REQUIRED ACTION
Pictures aside, restate the records below exactly as written.

RECORDS FOR THIS EXERCISE
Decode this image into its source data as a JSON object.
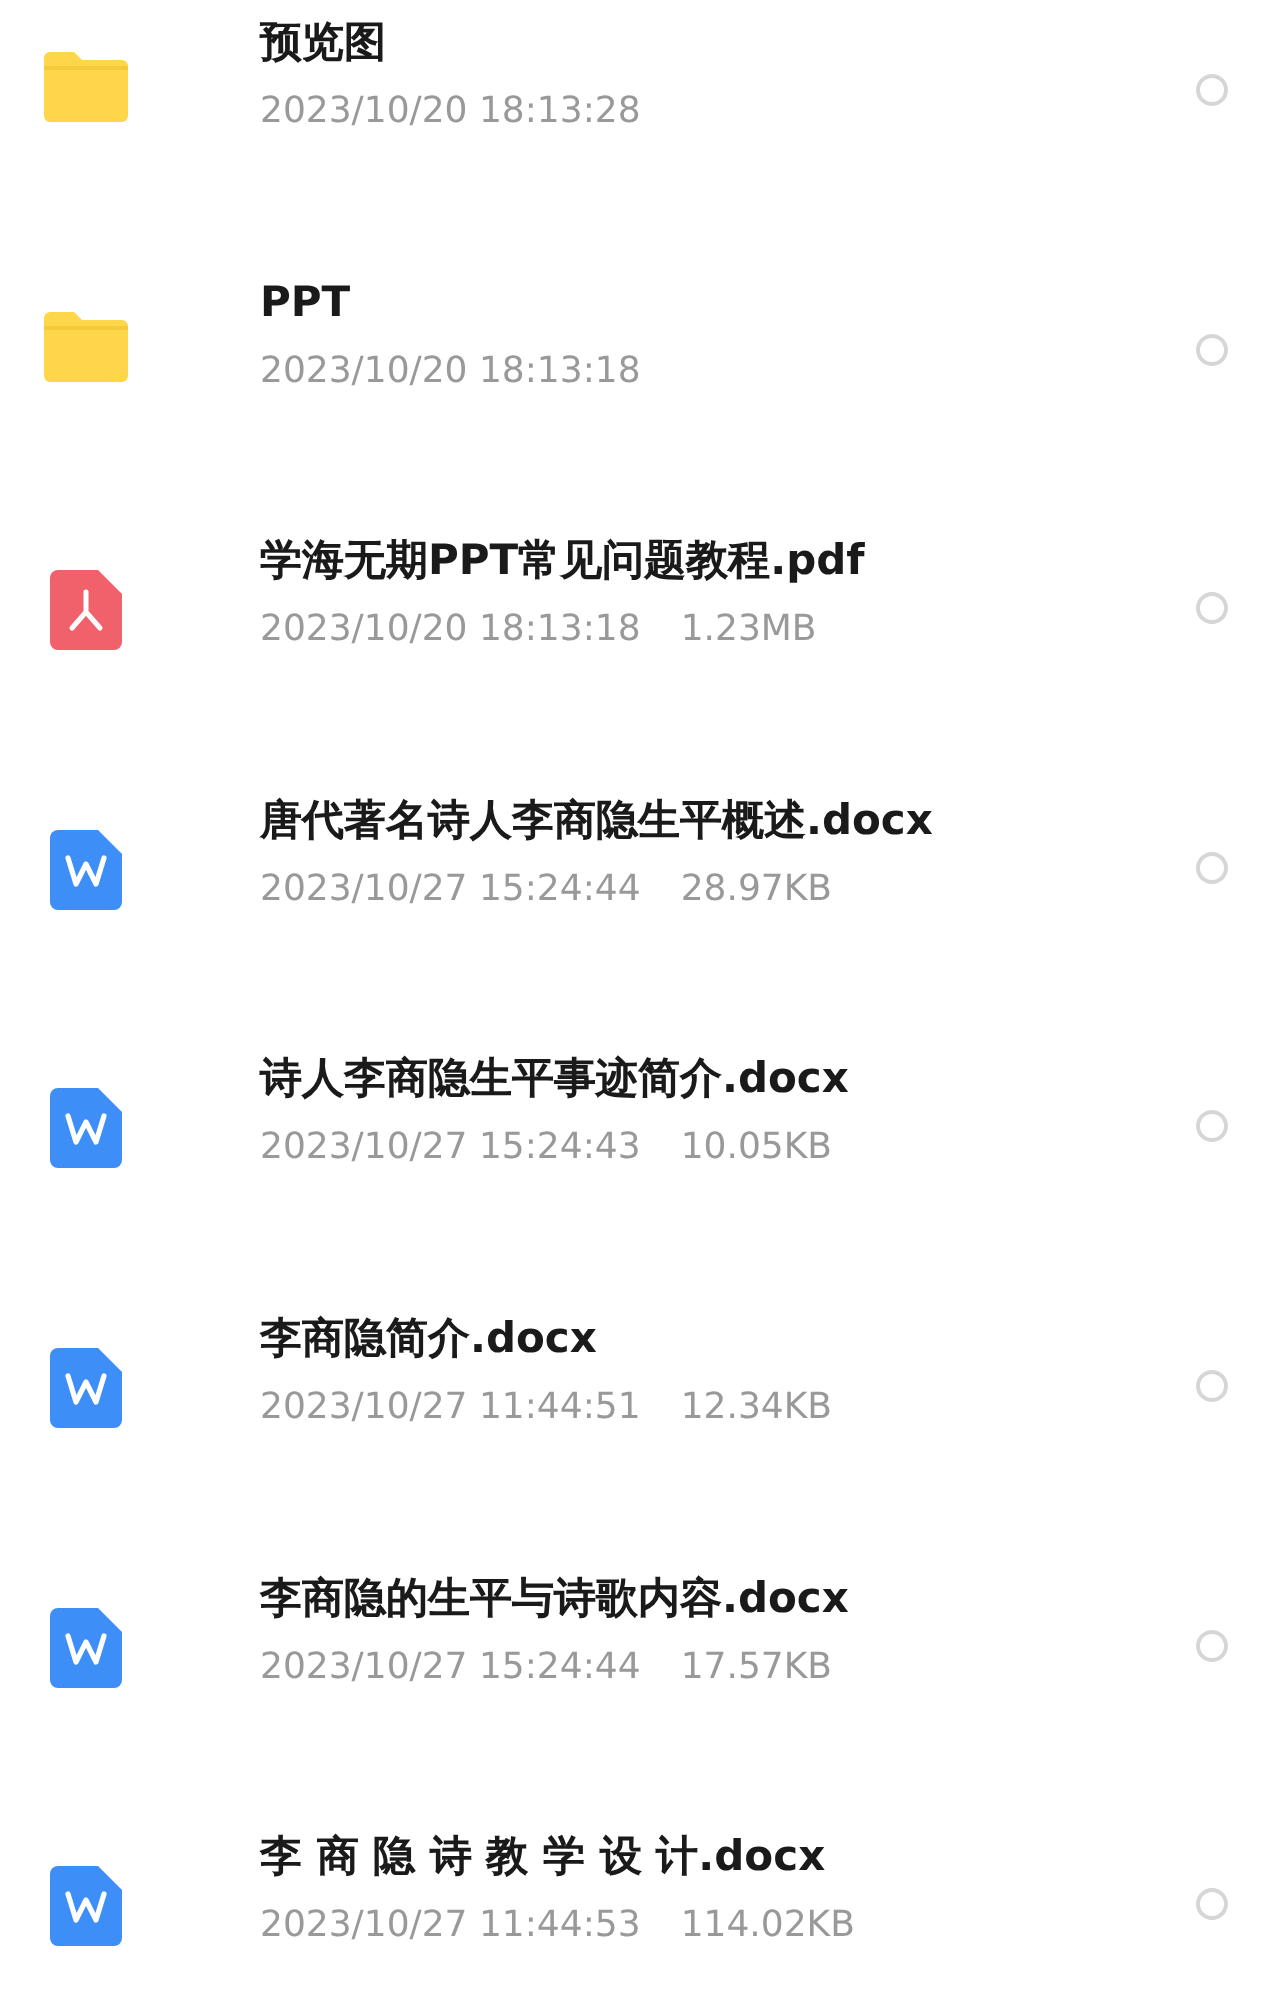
{
  "files": [
    {
      "kind": "folder",
      "name": "预览图",
      "date": "2023/10/20 18:13:28",
      "selected": false
    },
    {
      "kind": "folder",
      "name": "PPT",
      "date": "2023/10/20 18:13:18",
      "selected": false
    },
    {
      "kind": "pdf",
      "name": "学海无期PPT常见问题教程.pdf",
      "date": "2023/10/20 18:13:18",
      "size": "1.23MB",
      "selected": false
    },
    {
      "kind": "word",
      "name": "唐代著名诗人李商隐生平概述.docx",
      "date": "2023/10/27 15:24:44",
      "size": "28.97KB",
      "selected": false
    },
    {
      "kind": "word",
      "name": "诗人李商隐生平事迹简介.docx",
      "date": "2023/10/27 15:24:43",
      "size": "10.05KB",
      "selected": false
    },
    {
      "kind": "word",
      "name": "李商隐简介.docx",
      "date": "2023/10/27 11:44:51",
      "size": "12.34KB",
      "selected": false
    },
    {
      "kind": "word",
      "name": "李商隐的生平与诗歌内容.docx",
      "date": "2023/10/27 15:24:44",
      "size": "17.57KB",
      "selected": false
    },
    {
      "kind": "word",
      "name": "李 商 隐 诗 教 学 设 计.docx",
      "date": "2023/10/27 11:44:53",
      "size": "114.02KB",
      "selected": false
    }
  ]
}
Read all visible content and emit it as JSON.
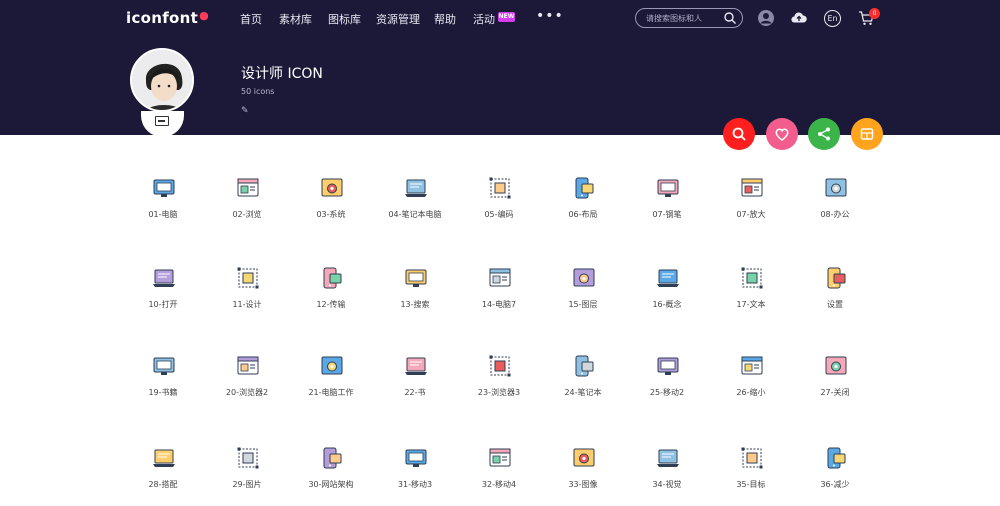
{
  "nav": {
    "logo": "iconfont",
    "items": [
      "首页",
      "素材库",
      "图标库",
      "资源管理",
      "帮助",
      "活动"
    ],
    "new_badge": "NEW",
    "more": "•••",
    "search_placeholder": "请搜索图标和人",
    "lang": "En",
    "cart_count": "0"
  },
  "profile": {
    "title": "设计师 ICON",
    "count": "50 icons",
    "edit": "✎"
  },
  "colors": {
    "header_bg": "#1b1838",
    "search_fab": "#ff1f1f",
    "favorite_fab": "#f25d8e",
    "share_fab": "#3bb54a",
    "download_fab": "#ffa41c"
  },
  "icons": [
    {
      "label": "01-电脑",
      "icon": "computer"
    },
    {
      "label": "02-浏览",
      "icon": "browser"
    },
    {
      "label": "03-系统",
      "icon": "system-gear"
    },
    {
      "label": "04-笔记本电脑",
      "icon": "laptop"
    },
    {
      "label": "05-编码",
      "icon": "code-windows"
    },
    {
      "label": "06-布局",
      "icon": "layout"
    },
    {
      "label": "07-钢笔",
      "icon": "pen-tool"
    },
    {
      "label": "07-放大",
      "icon": "enlarge"
    },
    {
      "label": "08-办公",
      "icon": "office"
    },
    {
      "label": "10-打开",
      "icon": "open"
    },
    {
      "label": "11-设计",
      "icon": "design"
    },
    {
      "label": "12-传输",
      "icon": "transfer"
    },
    {
      "label": "13-搜索",
      "icon": "search-doc"
    },
    {
      "label": "14-电脑7",
      "icon": "monitor"
    },
    {
      "label": "15-图层",
      "icon": "layers"
    },
    {
      "label": "16-概念",
      "icon": "concept-bulb"
    },
    {
      "label": "17-文本",
      "icon": "text"
    },
    {
      "label": "设置",
      "icon": "settings"
    },
    {
      "label": "19-书籍",
      "icon": "book"
    },
    {
      "label": "20-浏览器2",
      "icon": "browser-check"
    },
    {
      "label": "21-电脑工作",
      "icon": "phone-work"
    },
    {
      "label": "22-书",
      "icon": "notebook"
    },
    {
      "label": "23-浏览器3",
      "icon": "browser-folder"
    },
    {
      "label": "24-笔记本",
      "icon": "laptop-chart"
    },
    {
      "label": "25-移动2",
      "icon": "mobile-mail"
    },
    {
      "label": "26-缩小",
      "icon": "shrink"
    },
    {
      "label": "27-关闭",
      "icon": "close-window"
    },
    {
      "label": "28-搭配",
      "icon": "match"
    },
    {
      "label": "29-图片",
      "icon": "picture"
    },
    {
      "label": "30-网站架构",
      "icon": "sitemap"
    },
    {
      "label": "31-移动3",
      "icon": "mobile-grid"
    },
    {
      "label": "32-移动4",
      "icon": "mobile-list"
    },
    {
      "label": "33-图像",
      "icon": "image"
    },
    {
      "label": "34-视觉",
      "icon": "eye"
    },
    {
      "label": "35-目标",
      "icon": "target"
    },
    {
      "label": "36-减少",
      "icon": "reduce"
    }
  ]
}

WRITTEN ANSWER
Decode this image into its source data as a JSON object.
{
  "files": [
    {
      "kind": "folder",
      "name": "预览图",
      "date": "2023/10/20 18:13:28",
      "selected": false
    },
    {
      "kind": "folder",
      "name": "PPT",
      "date": "2023/10/20 18:13:18",
      "selected": false
    },
    {
      "kind": "pdf",
      "name": "学海无期PPT常见问题教程.pdf",
      "date": "2023/10/20 18:13:18",
      "size": "1.23MB",
      "selected": false
    },
    {
      "kind": "word",
      "name": "唐代著名诗人李商隐生平概述.docx",
      "date": "2023/10/27 15:24:44",
      "size": "28.97KB",
      "selected": false
    },
    {
      "kind": "word",
      "name": "诗人李商隐生平事迹简介.docx",
      "date": "2023/10/27 15:24:43",
      "size": "10.05KB",
      "selected": false
    },
    {
      "kind": "word",
      "name": "李商隐简介.docx",
      "date": "2023/10/27 11:44:51",
      "size": "12.34KB",
      "selected": false
    },
    {
      "kind": "word",
      "name": "李商隐的生平与诗歌内容.docx",
      "date": "2023/10/27 15:24:44",
      "size": "17.57KB",
      "selected": false
    },
    {
      "kind": "word",
      "name": "李 商 隐 诗 教 学 设 计.docx",
      "date": "2023/10/27 11:44:53",
      "size": "114.02KB",
      "selected": false
    }
  ]
}
Read all visible content and emit it as JSON.
{
  "nav": {
    "logo": "iconfont",
    "items": [
      "首页",
      "素材库",
      "图标库",
      "资源管理",
      "帮助",
      "活动"
    ],
    "new_badge": "NEW",
    "more": "•••",
    "search_placeholder": "请搜索图标和人",
    "lang": "En",
    "cart_count": "0"
  },
  "profile": {
    "title": "设计师 ICON",
    "count": "50 icons",
    "edit": "✎"
  },
  "colors": {
    "header_bg": "#1b1838",
    "search_fab": "#ff1f1f",
    "favorite_fab": "#f25d8e",
    "share_fab": "#3bb54a",
    "download_fab": "#ffa41c"
  },
  "icons": [
    {
      "label": "01-电脑",
      "icon": "computer"
    },
    {
      "label": "02-浏览",
      "icon": "browser"
    },
    {
      "label": "03-系统",
      "icon": "system-gear"
    },
    {
      "label": "04-笔记本电脑",
      "icon": "laptop"
    },
    {
      "label": "05-编码",
      "icon": "code-windows"
    },
    {
      "label": "06-布局",
      "icon": "layout"
    },
    {
      "label": "07-钢笔",
      "icon": "pen-tool"
    },
    {
      "label": "07-放大",
      "icon": "enlarge"
    },
    {
      "label": "08-办公",
      "icon": "office"
    },
    {
      "label": "10-打开",
      "icon": "open"
    },
    {
      "label": "11-设计",
      "icon": "design"
    },
    {
      "label": "12-传输",
      "icon": "transfer"
    },
    {
      "label": "13-搜索",
      "icon": "search-doc"
    },
    {
      "label": "14-电脑7",
      "icon": "monitor"
    },
    {
      "label": "15-图层",
      "icon": "layers"
    },
    {
      "label": "16-概念",
      "icon": "concept-bulb"
    },
    {
      "label": "17-文本",
      "icon": "text"
    },
    {
      "label": "设置",
      "icon": "settings"
    },
    {
      "label": "19-书籍",
      "icon": "book"
    },
    {
      "label": "20-浏览器2",
      "icon": "browser-check"
    },
    {
      "label": "21-电脑工作",
      "icon": "phone-work"
    },
    {
      "label": "22-书",
      "icon": "notebook"
    },
    {
      "label": "23-浏览器3",
      "icon": "browser-folder"
    },
    {
      "label": "24-笔记本",
      "icon": "laptop-chart"
    },
    {
      "label": "25-移动2",
      "icon": "mobile-mail"
    },
    {
      "label": "26-缩小",
      "icon": "shrink"
    },
    {
      "label": "27-关闭",
      "icon": "close-window"
    },
    {
      "label": "28-搭配",
      "icon": "match"
    },
    {
      "label": "29-图片",
      "icon": "picture"
    },
    {
      "label": "30-网站架构",
      "icon": "sitemap"
    },
    {
      "label": "31-移动3",
      "icon": "mobile-grid"
    },
    {
      "label": "32-移动4",
      "icon": "mobile-list"
    },
    {
      "label": "33-图像",
      "icon": "image"
    },
    {
      "label": "34-视觉",
      "icon": "eye"
    },
    {
      "label": "35-目标",
      "icon": "target"
    },
    {
      "label": "36-减少",
      "icon": "reduce"
    }
  ]
}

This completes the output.